The Historiography of Late Republican Civil War is part of a burgeoning new trend that focuses on the great impact of stasis and civil war on Roman society. This volume specifically concentrates on the Late Republic, a transformative period marked by social and political violence, stasis, factional strife, and civil war. Its constitutive chapters closely study developments and discussions concerning the concept of civil war in the late republican and early imperial historiography of the late Republic, from L. Cornelius Sulla Felix to the Severan dynasty.
Author: Paul J. Burton
Rome engaged in military and diplomatic expansionistic state behavior, which we now describe as ‘imperialism,’ since well before the appearance of ancient sources describing this activity. Over the course of at least 800 years, the Romans established and maintained a Mediterranean-wide empire from Spain to Syria (and sometimes farther east) and from the North Sea to North Africa. How and why they did this is a perennial source of scholarly controversy. Earlier debates over whether Rome was an aggressive or defensive imperial state have progressed to theoretically-informed discussions of the extent to which system-level or discursive pressures shaped the Roman Empire. Roman imperialism studies now encompass such ancillary subfields as Roman frontier studies and Romanization.
Author: Paul J. Burton

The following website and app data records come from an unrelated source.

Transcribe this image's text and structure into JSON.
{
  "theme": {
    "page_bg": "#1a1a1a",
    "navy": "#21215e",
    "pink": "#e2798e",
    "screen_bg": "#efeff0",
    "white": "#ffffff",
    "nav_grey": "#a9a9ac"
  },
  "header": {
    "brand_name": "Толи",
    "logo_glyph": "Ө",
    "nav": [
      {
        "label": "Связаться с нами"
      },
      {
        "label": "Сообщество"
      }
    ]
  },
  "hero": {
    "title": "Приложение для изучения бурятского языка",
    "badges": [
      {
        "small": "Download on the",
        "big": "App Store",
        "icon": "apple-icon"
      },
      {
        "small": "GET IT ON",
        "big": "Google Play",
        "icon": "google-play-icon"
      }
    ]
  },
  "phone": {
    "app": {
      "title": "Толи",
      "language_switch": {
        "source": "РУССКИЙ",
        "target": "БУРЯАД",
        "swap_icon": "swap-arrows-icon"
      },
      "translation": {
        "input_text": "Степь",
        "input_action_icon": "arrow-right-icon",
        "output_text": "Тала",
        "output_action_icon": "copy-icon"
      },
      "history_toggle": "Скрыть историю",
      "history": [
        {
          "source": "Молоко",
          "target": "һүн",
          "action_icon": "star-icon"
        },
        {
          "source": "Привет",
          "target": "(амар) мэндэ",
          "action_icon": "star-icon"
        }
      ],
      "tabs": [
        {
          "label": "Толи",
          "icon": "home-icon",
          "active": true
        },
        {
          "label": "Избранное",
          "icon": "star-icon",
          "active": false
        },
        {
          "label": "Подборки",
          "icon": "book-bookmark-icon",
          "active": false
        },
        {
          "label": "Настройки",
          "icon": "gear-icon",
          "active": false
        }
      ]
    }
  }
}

Abstract

Rome engaged in military and diplomatic expansionistic state behavior, which we now describe as ‘imperialism,’ since well before the appearance of ancient sources describing this activity. Over the course of at least 800 years, the Romans established and maintained a Mediterranean-wide empire from Spain to Syria (and sometimes farther east) and from the North Sea to North Africa. How and why they did this is a source of perennial scholarly controversy. Earlier debates over whether Rome was an aggressive or defensive imperial state have progressed to theoretically informed discussions of the extent to which system-level or discursive pressures shaped the Roman Empire. Roman imperialism studies now encompass such ancillary subfields as Roman frontier studies and Romanization.

In: Roman Imperialism
SEG LXV covers the publications of the year 2015, with occasional additions from previous years that we missed in earlier volumes and from studies published after 2014 but pertaining to material from 2015.
SEG LXIV covers the publications of the year 2014, with occasional additions from previous years that we missed in earlier volumes and from studies published after 2013 but pertaining to material from 2014.
Author: Daniel Hoyer
The Roman Empire has long held pride of place in the collective memory of scholars, politicians, and the general public in the western world. In Money, Culture, and Well-Being in Rome's Economic Development, 0-275 CE, Daniel Hoyer offers a new approach to explain Rome's remarkable development.

Hoyer surveys a broad selection of material to see how this diverse body of evidence can be reconciled to produce a single, coherent picture of the Roman economy. Engaging with social scientific and economic theory, Hoyer highlights key issues in economic history, placing the Roman Empire in its rightful place as a special—but not wholly unique—example of a successful preindustrial state.
In: Battles and Generals: Combat, Culture, and Didacticism in Procopius’ Wars
In: Battles and Generals: Combat, Culture, and Didacticism in Procopius’ Wars